REVIEW: This is one comic book that should have stayed on the page. Superhero powers couldn't even save this mind-numbing movie.
What is the deal with green superheroes? The "Hulk" movies don't work, though they've tried and tried again. "The Green Hornet" was a self-indulgent mess. And now comes "The Green Lantern," a mind-numbing, misguided pandemonium that ranks as the biggest comic book misfire since "Batman & Robin" battled Poison Ivy. Who was green.
The new film takes genial Ryan Reynolds and casts him as an insecure, self-doubting guy. Reynolds has made a career of playing smug, humorous jerkholes. Playing against type here, the right tone eludes him. He's still funny, but only half the time on purpose. This is a role for Paul Giamatti, but he wouldn't look right in green spandex.

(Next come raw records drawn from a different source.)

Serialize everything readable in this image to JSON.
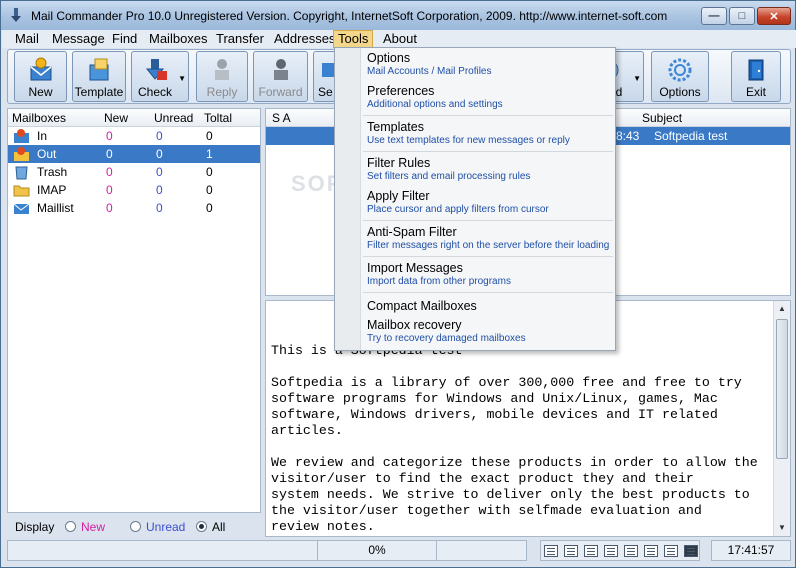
{
  "window": {
    "title": "Mail Commander Pro 10.0 Unregistered Version. Copyright, InternetSoft Corporation, 2009. http://www.internet-soft.com"
  },
  "menubar": {
    "items": [
      "Mail",
      "Message",
      "Find",
      "Mailboxes",
      "Transfer",
      "Addresses",
      "Tools",
      "About"
    ],
    "active": "Tools"
  },
  "toolbar": {
    "buttons": [
      {
        "label": "New",
        "icon": "new-mail-icon"
      },
      {
        "label": "Template",
        "icon": "template-icon"
      },
      {
        "label": "Check",
        "icon": "check-mail-icon"
      },
      {
        "label": "Reply",
        "icon": "reply-icon"
      },
      {
        "label": "Forward",
        "icon": "forward-icon"
      },
      {
        "label": "Se",
        "icon": "send-icon"
      },
      {
        "label": "nd",
        "icon": "send-receive-icon"
      },
      {
        "label": "Options",
        "icon": "gear-icon"
      },
      {
        "label": "Exit",
        "icon": "exit-door-icon"
      }
    ]
  },
  "mailboxes": {
    "headers": [
      "Mailboxes",
      "New",
      "Unread",
      "Toltal"
    ],
    "rows": [
      {
        "name": "In",
        "new": "0",
        "unread": "0",
        "total": "0",
        "icon": "inbox-icon"
      },
      {
        "name": "Out",
        "new": "0",
        "unread": "0",
        "total": "1",
        "icon": "outbox-icon"
      },
      {
        "name": "Trash",
        "new": "0",
        "unread": "0",
        "total": "0",
        "icon": "trash-icon"
      },
      {
        "name": "IMAP",
        "new": "0",
        "unread": "0",
        "total": "0",
        "icon": "folder-icon"
      },
      {
        "name": "Maillist",
        "new": "0",
        "unread": "0",
        "total": "0",
        "icon": "maillist-icon"
      }
    ],
    "selected_index": 1
  },
  "display": {
    "label": "Display",
    "options": [
      "New",
      "Unread",
      "All"
    ],
    "selected": "All"
  },
  "message_list": {
    "headers": [
      "S A",
      "Subject"
    ],
    "rows": [
      {
        "time_fragment": "8:43",
        "subject": "Softpedia test"
      }
    ],
    "watermark": "SOFTP"
  },
  "preview": {
    "body": "This is a Softpedia test\n\nSoftpedia is a library of over 300,000 free and free to try\nsoftware programs for Windows and Unix/Linux, games, Mac\nsoftware, Windows drivers, mobile devices and IT related\narticles.\n\nWe review and categorize these products in order to allow the\nvisitor/user to find the exact product they and their\nsystem needs. We strive to deliver only the best products to\nthe visitor/user together with selfmade evaluation and\nreview notes."
  },
  "statusbar": {
    "progress": "0%",
    "time": "17:41:57"
  },
  "tools_menu": {
    "items": [
      {
        "title": "Options",
        "desc": "Mail Accounts / Mail Profiles"
      },
      {
        "title": "Preferences",
        "desc": "Additional options and settings"
      },
      {
        "title": "Templates",
        "desc": "Use text templates for new messages or reply"
      },
      {
        "title": "Filter Rules",
        "desc": "Set filters and email processing rules"
      },
      {
        "title": "Apply Filter",
        "desc": "Place cursor and apply filters from cursor"
      },
      {
        "title": "Anti-Spam Filter",
        "desc": "Filter messages right on the server before their loading"
      },
      {
        "title": "Import Messages",
        "desc": "Import data from other programs"
      },
      {
        "title": "Compact Mailboxes",
        "desc": ""
      },
      {
        "title": "Mailbox recovery",
        "desc": "Try to recovery damaged mailboxes"
      }
    ]
  }
}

Even fanboys insatiable for superhero origin stories will agree this is one comic book that should have stayed on the page. Green Lantern's gimmick is too far-fetched to render literally. A ring that can materialize anything its owner imagines is a device demanding the most extreme cartoon treatment. After a rushed, semi-coherent voiceover compresses the rules, rituals and interstellar creatures of the Green Lantern mythos (synopsis: they're space cops), test pilot Hal Jordan discovers a dying, crash-landed alien who wills Hal his Green Lantern ring.

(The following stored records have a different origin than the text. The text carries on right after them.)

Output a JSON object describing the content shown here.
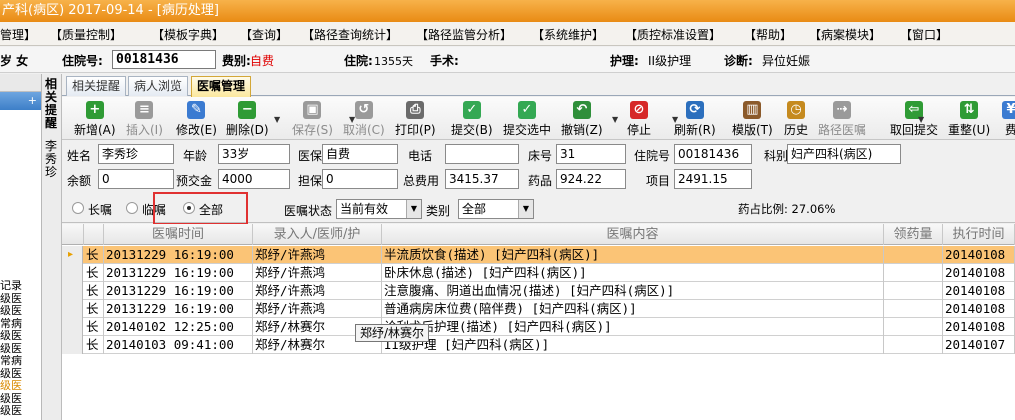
{
  "window": {
    "title": "产科(病区)  2017-09-14 - [病历处理]"
  },
  "menu": [
    "管理】",
    "【质量控制】",
    "【模板字典】",
    "【查询】",
    "【路径查询统计】",
    "【路径监管分析】",
    "【系统维护】",
    "【质控标准设置】",
    "【帮助】",
    "【病案模块】",
    "【窗口】"
  ],
  "patient_bar": {
    "age_sex": "岁  女",
    "admission_no_label": "住院号:",
    "admission_no": "00181436",
    "payment_label": "费别:",
    "payment": "自费",
    "stay_label": "住院:",
    "stay": "1355天",
    "surgery_label": "手术:",
    "nursing_label": "护理:",
    "nursing": "II级护理",
    "diagnosis_label": "诊断:",
    "diagnosis": "异位妊娠"
  },
  "left_pane": {
    "header": "",
    "bar_label": "+",
    "items": [
      "记录",
      "级医",
      "级医",
      "常病",
      "级医",
      "级医",
      "常病",
      "级医",
      "级医",
      "级医",
      "级医"
    ]
  },
  "vertical_tabs": {
    "related": "相关提醒",
    "patient_name": "李秀珍"
  },
  "tabs": [
    "相关提醒",
    "病人浏览",
    "医嘱管理"
  ],
  "toolbar": [
    {
      "label": "新增(A)",
      "icon": "add-icon",
      "color": "#2f9b35",
      "glyph": "+",
      "disabled": false
    },
    {
      "label": "插入(I)",
      "icon": "insert-icon",
      "color": "#9a9a9a",
      "glyph": "≡",
      "disabled": true
    },
    {
      "label": "修改(E)",
      "icon": "edit-icon",
      "color": "#3b7bd1",
      "glyph": "✎",
      "disabled": false
    },
    {
      "label": "删除(D)",
      "icon": "delete-icon",
      "color": "#2f9b35",
      "glyph": "−",
      "disabled": false
    },
    {
      "label": "保存(S)",
      "icon": "save-icon",
      "color": "#9a9a9a",
      "glyph": "▣",
      "disabled": true
    },
    {
      "label": "取消(C)",
      "icon": "cancel-icon",
      "color": "#9a9a9a",
      "glyph": "↺",
      "disabled": true
    },
    {
      "label": "打印(P)",
      "icon": "print-icon",
      "color": "#6b6b6b",
      "glyph": "⎙",
      "disabled": false
    },
    {
      "label": "提交(B)",
      "icon": "submit-icon",
      "color": "#34a853",
      "glyph": "✓",
      "disabled": false
    },
    {
      "label": "提交选中",
      "icon": "submit-selected-icon",
      "color": "#34a853",
      "glyph": "✓",
      "disabled": false
    },
    {
      "label": "撤销(Z)",
      "icon": "undo-icon",
      "color": "#2f8f3a",
      "glyph": "↶",
      "disabled": false
    },
    {
      "label": "停止",
      "icon": "stop-icon",
      "color": "#d62828",
      "glyph": "⊘",
      "disabled": false
    },
    {
      "label": "刷新(R)",
      "icon": "refresh-icon",
      "color": "#2c6fbd",
      "glyph": "⟳",
      "disabled": false
    },
    {
      "label": "模版(T)",
      "icon": "template-icon",
      "color": "#8b5a2b",
      "glyph": "▥",
      "disabled": false
    },
    {
      "label": "历史",
      "icon": "history-icon",
      "color": "#c58a1f",
      "glyph": "◷",
      "disabled": false
    },
    {
      "label": "路径医嘱",
      "icon": "pathway-order-icon",
      "color": "#9a9a9a",
      "glyph": "⇢",
      "disabled": true
    },
    {
      "label": "取回提交",
      "icon": "retrieve-icon",
      "color": "#2f9b35",
      "glyph": "⇦",
      "disabled": false
    },
    {
      "label": "重整(U)",
      "icon": "reorganize-icon",
      "color": "#2f9b35",
      "glyph": "⇅",
      "disabled": false
    },
    {
      "label": "费",
      "icon": "fee-icon",
      "color": "#3b7bd1",
      "glyph": "¥",
      "disabled": false
    }
  ],
  "patient": {
    "name_label": "姓名",
    "name": "李秀珍",
    "age_label": "年龄",
    "age": "33岁",
    "insurance_label": "医保",
    "insurance": "自费",
    "phone_label": "电话",
    "phone": "",
    "bed_label": "床号",
    "bed": "31",
    "admission_label": "住院号",
    "admission": "00181436",
    "dept_label": "科别",
    "dept": "妇产四科(病区)",
    "balance_label": "余额",
    "balance": "0",
    "prepaid_label": "预交金",
    "prepaid": "4000",
    "guarantee_label": "担保",
    "guarantee": "0",
    "total_label": "总费用",
    "total": "3415.37",
    "drug_label": "药品",
    "drug": "924.22",
    "item_label": "项目",
    "item": "2491.15"
  },
  "filter": {
    "long_term": "长嘱",
    "temporary": "临嘱",
    "all": "全部",
    "status_label": "医嘱状态",
    "status_value": "当前有效",
    "category_label": "类别",
    "category_value": "全部",
    "drug_ratio": "药占比例: 27.06%"
  },
  "grid": {
    "headers": [
      "医嘱时间",
      "录入人/医师/护",
      "医嘱内容",
      "领药量",
      "执行时间"
    ],
    "rows": [
      {
        "type": "长",
        "time": "20131229 16:19:00",
        "by": "郑纾/许燕鸿",
        "content": "半流质饮食(描述)   [妇产四科(病区)]",
        "exec": "20140108"
      },
      {
        "type": "长",
        "time": "20131229 16:19:00",
        "by": "郑纾/许燕鸿",
        "content": "卧床休息(描述)   [妇产四科(病区)]",
        "exec": "20140108"
      },
      {
        "type": "长",
        "time": "20131229 16:19:00",
        "by": "郑纾/许燕鸿",
        "content": "注意腹痛、阴道出血情况(描述)   [妇产四科(病区)]",
        "exec": "20140108"
      },
      {
        "type": "长",
        "time": "20131229 16:19:00",
        "by": "郑纾/许燕鸿",
        "content": "普通病房床位费(陪伴费)   [妇产四科(病区)]",
        "exec": "20140108"
      },
      {
        "type": "长",
        "time": "20140102 12:25:00",
        "by": "郑纾/林赛尔",
        "content": "诊刮术后护理(描述)   [妇产四科(病区)]",
        "exec": "20140108"
      },
      {
        "type": "长",
        "time": "20140103 09:41:00",
        "by": "郑纾/林赛尔",
        "content": "II级护理   [妇产四科(病区)]",
        "exec": "20140107"
      }
    ]
  },
  "tooltip": "郑纾/林赛尔"
}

Hal seems like a poor choice to become Earth's protector. He flies jets to compensate for the willies that seized him when he witnessed his jet-jockey father's fatal crash. But like Harry Potter's Sorting Hat, the green ring is infallible. Somewhere inside Hal is a core of courage waiting to be revealed. He gets a hint of the ring's potential when three roughnecks beat him up and a giant emerald fist materializes to smite them.

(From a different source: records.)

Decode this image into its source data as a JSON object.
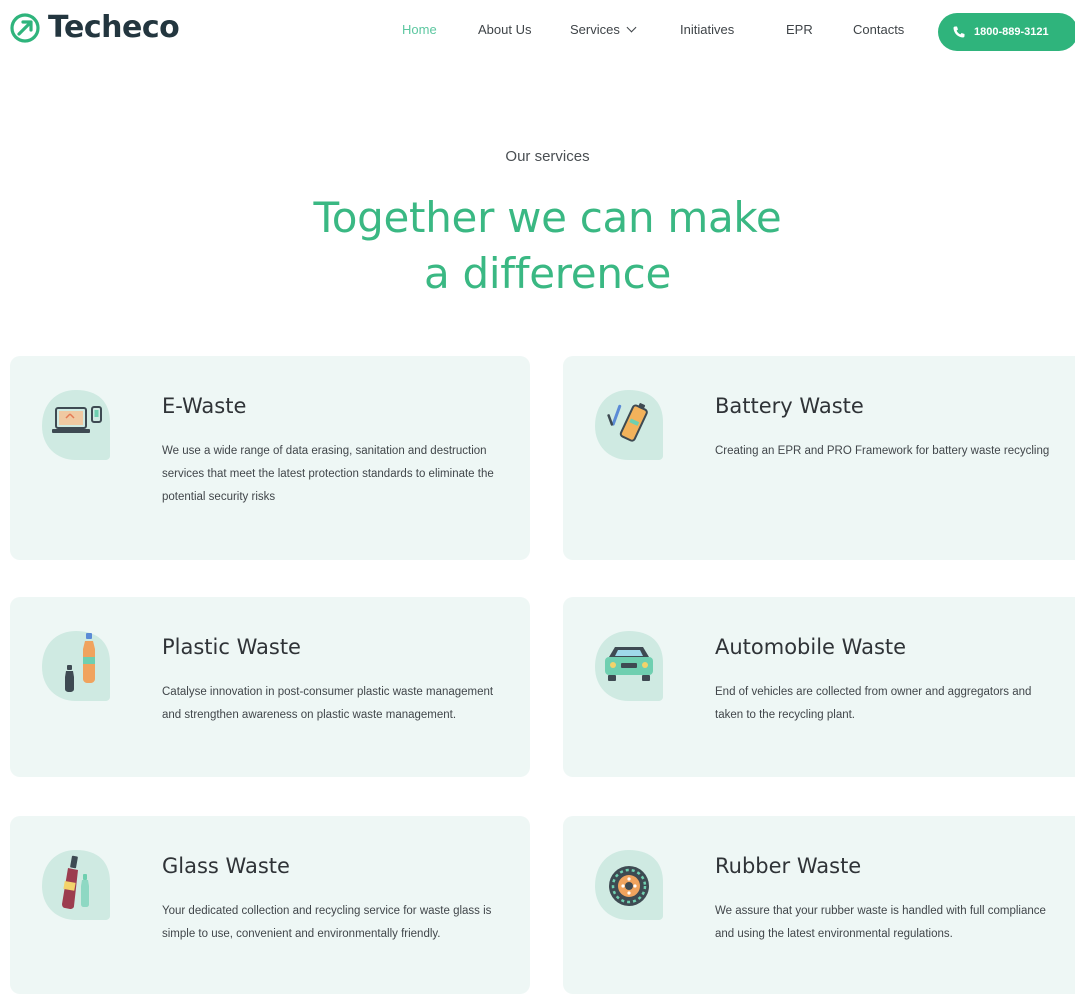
{
  "brand": {
    "name": "Techeco",
    "logo_icon": "recycle-arrow-logo",
    "color": "#2fb47c"
  },
  "nav": {
    "items": [
      {
        "label": "Home",
        "active": true
      },
      {
        "label": "About Us"
      },
      {
        "label": "Services",
        "has_dropdown": true
      },
      {
        "label": "Initiatives"
      },
      {
        "label": "EPR"
      },
      {
        "label": "Contacts"
      }
    ],
    "phone": {
      "label": "1800-889-3121",
      "icon": "phone-icon"
    }
  },
  "section": {
    "eyebrow": "Our services",
    "headline_line1": "Together we can make",
    "headline_line2": "a difference"
  },
  "services": [
    {
      "title": "E-Waste",
      "icon": "laptop-phone-icon",
      "description": "We use a wide range of data erasing, sanitation and destruction services that meet the latest protection standards to eliminate the potential security risks"
    },
    {
      "title": "Battery Waste",
      "icon": "battery-icon",
      "description": "Creating an EPR and PRO Framework for battery waste recycling"
    },
    {
      "title": "Plastic Waste",
      "icon": "plastic-bottle-icon",
      "description": "Catalyse innovation in post-consumer plastic waste management and strengthen awareness on plastic waste management."
    },
    {
      "title": "Automobile Waste",
      "icon": "car-icon",
      "description": "End of vehicles are collected from owner and aggregators and taken to the recycling plant."
    },
    {
      "title": "Glass Waste",
      "icon": "glass-bottle-icon",
      "description": "Your dedicated collection and recycling service for waste glass is simple to use, convenient and environmentally friendly."
    },
    {
      "title": "Rubber Waste",
      "icon": "tire-icon",
      "description": "We assure that your rubber waste is handled with full compliance and using the latest environmental regulations."
    }
  ]
}
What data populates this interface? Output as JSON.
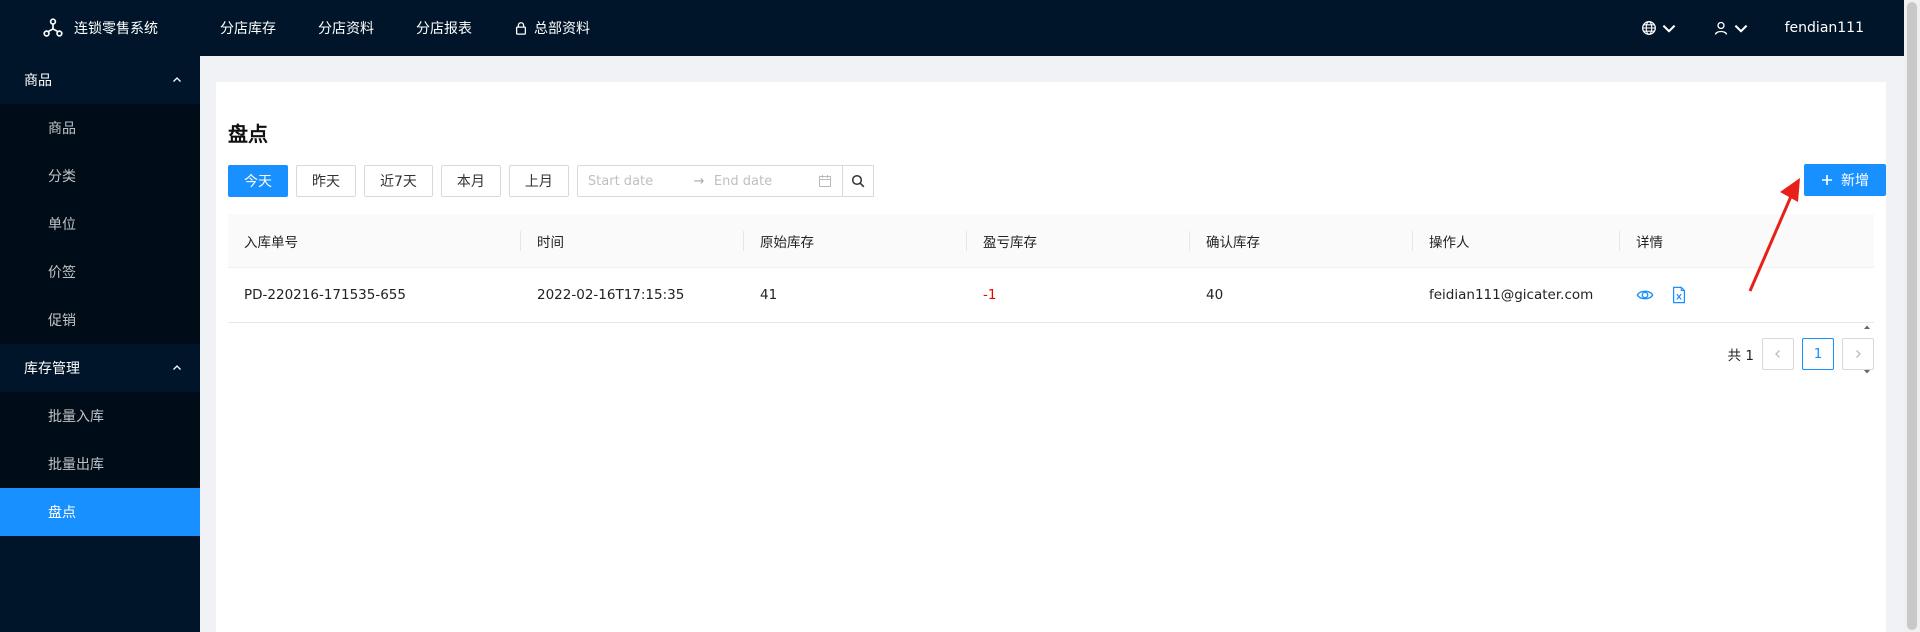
{
  "app": {
    "title": "连锁零售系统"
  },
  "topnav": [
    {
      "label": "分店库存"
    },
    {
      "label": "分店资料"
    },
    {
      "label": "分店报表"
    },
    {
      "label": "总部资料",
      "icon": "lock-icon"
    }
  ],
  "topright": {
    "username": "fendian111",
    "language_icon": "globe-icon",
    "user_icon": "user-icon"
  },
  "sidebar": {
    "groups": [
      {
        "label": "商品",
        "expanded": true,
        "items": [
          {
            "label": "商品"
          },
          {
            "label": "分类"
          },
          {
            "label": "单位"
          },
          {
            "label": "价签"
          },
          {
            "label": "促销"
          }
        ]
      },
      {
        "label": "库存管理",
        "expanded": true,
        "items": [
          {
            "label": "批量入库"
          },
          {
            "label": "批量出库"
          },
          {
            "label": "盘点",
            "active": true
          }
        ]
      }
    ]
  },
  "page": {
    "title": "盘点",
    "filters": {
      "today": "今天",
      "yesterday": "昨天",
      "last7": "近7天",
      "this_month": "本月",
      "last_month": "上月",
      "active": "今天"
    },
    "date_range": {
      "start_placeholder": "Start date",
      "end_placeholder": "End date",
      "separator": "→"
    },
    "add_button": "新增"
  },
  "table": {
    "columns": [
      "入库单号",
      "时间",
      "原始库存",
      "盈亏库存",
      "确认库存",
      "操作人",
      "详情"
    ],
    "rows": [
      {
        "id": "PD-220216-171535-655",
        "time": "2022-02-16T17:15:35",
        "original": "41",
        "diff": "-1",
        "confirmed": "40",
        "operator": "feidian111@gicater.com"
      }
    ]
  },
  "pagination": {
    "total_label": "共 1",
    "current": "1"
  },
  "colors": {
    "primary": "#1890ff",
    "nav_bg": "#001529",
    "submenu_bg": "#000c17",
    "negative": "#ee0000",
    "annotation": "#e8201a"
  }
}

The scale of the fist is too big, an image better suited to a cartoon panel than a theater screen. Like most of the ill-judged effects on display here, its exaggeration inspires derision, not awe. "Superman" made us believe a man could fly, and "Spider-Man" left us convinced that a teen could swing, but "Green Lantern" is never so persuasive. Overkill seems to be director Martin ("Casino Royale") Campbell's prime directive, followed by aggressive product placement. Hal's superhero debut involves rescuing a falling helicopter by conjuring a giant Hot Wheels racetrack as a landing strip.
The film, reportedly costing $300 million, never gets the cadences of storytelling right, delivering clamor and locomotion in place of well-timed tension and release. The Elephant Man makeup disfiguring resident mad scientist Peter Sarsgaard makes him look like the pitiable victim of a genetic deformity, not a bad man who needs some justice pounded into him. Green Lantern's chief nemesis is Parallax, a planet-devouring squid-thing with a skull face suitable for glowering and bellowing doomsday threats. Of course, computer-generated monsters can be programmed to spout nonsense.
Reynolds, despite his square-shouldered action-figure looks and his martial-arts skill, hasn't mastered the combat skill of deflecting second-rate material. Even a superhero couldn't rescue this one.
Colin Covert • 612-673-7186